** Problem to solve **
Lines holding the word "content" must be located in the listing below and copied.
»»
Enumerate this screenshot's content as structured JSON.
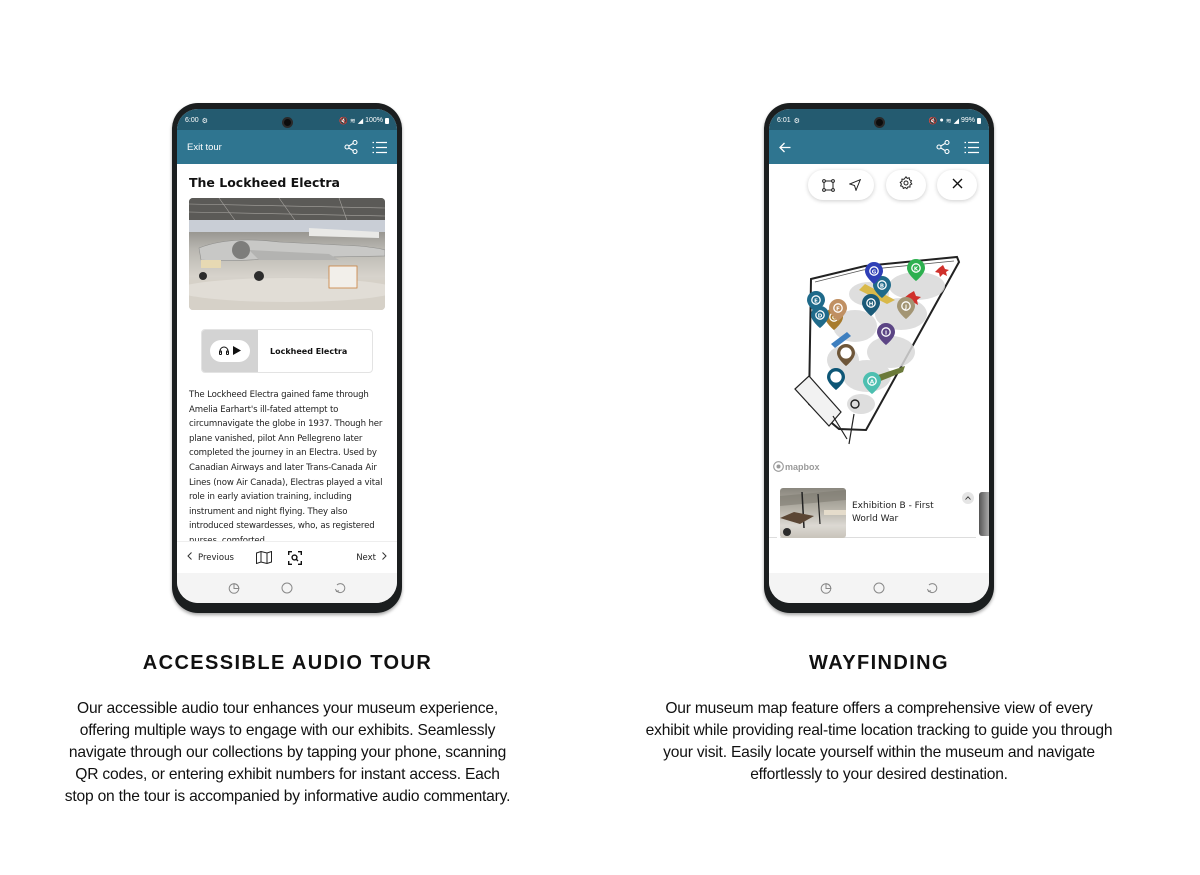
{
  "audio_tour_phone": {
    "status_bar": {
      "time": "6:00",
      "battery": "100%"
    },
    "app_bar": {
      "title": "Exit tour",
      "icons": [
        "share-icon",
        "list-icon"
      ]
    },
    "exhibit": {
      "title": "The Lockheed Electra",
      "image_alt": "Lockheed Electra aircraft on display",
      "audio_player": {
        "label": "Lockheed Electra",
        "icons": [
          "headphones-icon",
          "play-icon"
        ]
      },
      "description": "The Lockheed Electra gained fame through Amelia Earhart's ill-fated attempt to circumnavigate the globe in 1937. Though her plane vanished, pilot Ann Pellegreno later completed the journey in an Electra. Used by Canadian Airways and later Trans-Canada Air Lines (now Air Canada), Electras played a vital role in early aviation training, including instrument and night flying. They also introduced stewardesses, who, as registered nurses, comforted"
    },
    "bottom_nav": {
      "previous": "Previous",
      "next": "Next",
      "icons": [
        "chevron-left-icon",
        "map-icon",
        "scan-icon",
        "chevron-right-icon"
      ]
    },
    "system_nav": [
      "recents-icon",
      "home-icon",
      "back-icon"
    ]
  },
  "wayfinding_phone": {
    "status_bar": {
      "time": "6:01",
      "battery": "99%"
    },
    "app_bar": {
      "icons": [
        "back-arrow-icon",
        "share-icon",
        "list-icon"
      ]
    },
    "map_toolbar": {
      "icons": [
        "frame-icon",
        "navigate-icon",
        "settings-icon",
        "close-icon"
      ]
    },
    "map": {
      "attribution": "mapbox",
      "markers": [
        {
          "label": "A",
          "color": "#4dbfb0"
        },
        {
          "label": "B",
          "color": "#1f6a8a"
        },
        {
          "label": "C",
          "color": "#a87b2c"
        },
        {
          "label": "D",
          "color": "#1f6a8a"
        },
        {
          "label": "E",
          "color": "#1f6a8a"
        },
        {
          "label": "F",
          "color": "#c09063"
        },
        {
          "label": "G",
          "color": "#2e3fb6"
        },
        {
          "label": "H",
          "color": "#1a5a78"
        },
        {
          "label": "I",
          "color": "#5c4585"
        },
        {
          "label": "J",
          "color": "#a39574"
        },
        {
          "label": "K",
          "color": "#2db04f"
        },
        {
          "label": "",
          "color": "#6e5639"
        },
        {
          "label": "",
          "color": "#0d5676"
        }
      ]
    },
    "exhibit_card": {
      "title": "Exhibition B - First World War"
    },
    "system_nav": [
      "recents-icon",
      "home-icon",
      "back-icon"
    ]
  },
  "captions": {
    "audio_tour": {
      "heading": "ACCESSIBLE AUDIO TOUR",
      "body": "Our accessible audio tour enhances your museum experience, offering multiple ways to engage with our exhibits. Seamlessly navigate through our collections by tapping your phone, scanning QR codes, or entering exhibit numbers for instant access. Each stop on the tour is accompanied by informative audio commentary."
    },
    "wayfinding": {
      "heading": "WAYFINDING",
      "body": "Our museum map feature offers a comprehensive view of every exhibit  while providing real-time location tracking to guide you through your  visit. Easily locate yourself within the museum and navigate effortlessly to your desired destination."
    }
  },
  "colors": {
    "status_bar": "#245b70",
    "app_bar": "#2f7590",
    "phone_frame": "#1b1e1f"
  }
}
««
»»
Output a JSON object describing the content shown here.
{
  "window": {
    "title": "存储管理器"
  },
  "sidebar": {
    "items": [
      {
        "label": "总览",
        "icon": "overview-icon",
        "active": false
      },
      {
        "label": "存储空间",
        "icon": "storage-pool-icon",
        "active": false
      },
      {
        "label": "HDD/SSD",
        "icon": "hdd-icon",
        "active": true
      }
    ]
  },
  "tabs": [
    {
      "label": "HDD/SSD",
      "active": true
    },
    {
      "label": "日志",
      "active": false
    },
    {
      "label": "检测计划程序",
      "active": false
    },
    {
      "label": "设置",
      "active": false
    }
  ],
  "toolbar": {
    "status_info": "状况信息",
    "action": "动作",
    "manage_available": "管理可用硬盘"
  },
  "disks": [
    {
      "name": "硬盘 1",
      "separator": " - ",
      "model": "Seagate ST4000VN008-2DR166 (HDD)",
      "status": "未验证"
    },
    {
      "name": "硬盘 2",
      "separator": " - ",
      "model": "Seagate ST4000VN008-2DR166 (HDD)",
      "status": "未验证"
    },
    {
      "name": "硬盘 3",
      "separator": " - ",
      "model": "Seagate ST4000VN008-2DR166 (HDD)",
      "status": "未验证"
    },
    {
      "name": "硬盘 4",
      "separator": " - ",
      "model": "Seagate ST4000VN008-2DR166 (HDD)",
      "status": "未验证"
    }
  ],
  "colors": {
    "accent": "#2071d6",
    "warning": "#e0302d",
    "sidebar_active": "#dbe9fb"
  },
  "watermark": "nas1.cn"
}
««
** Response box **
Enumerate this screenshot's content as structured JSON.
Output a JSON object describing the content shown here.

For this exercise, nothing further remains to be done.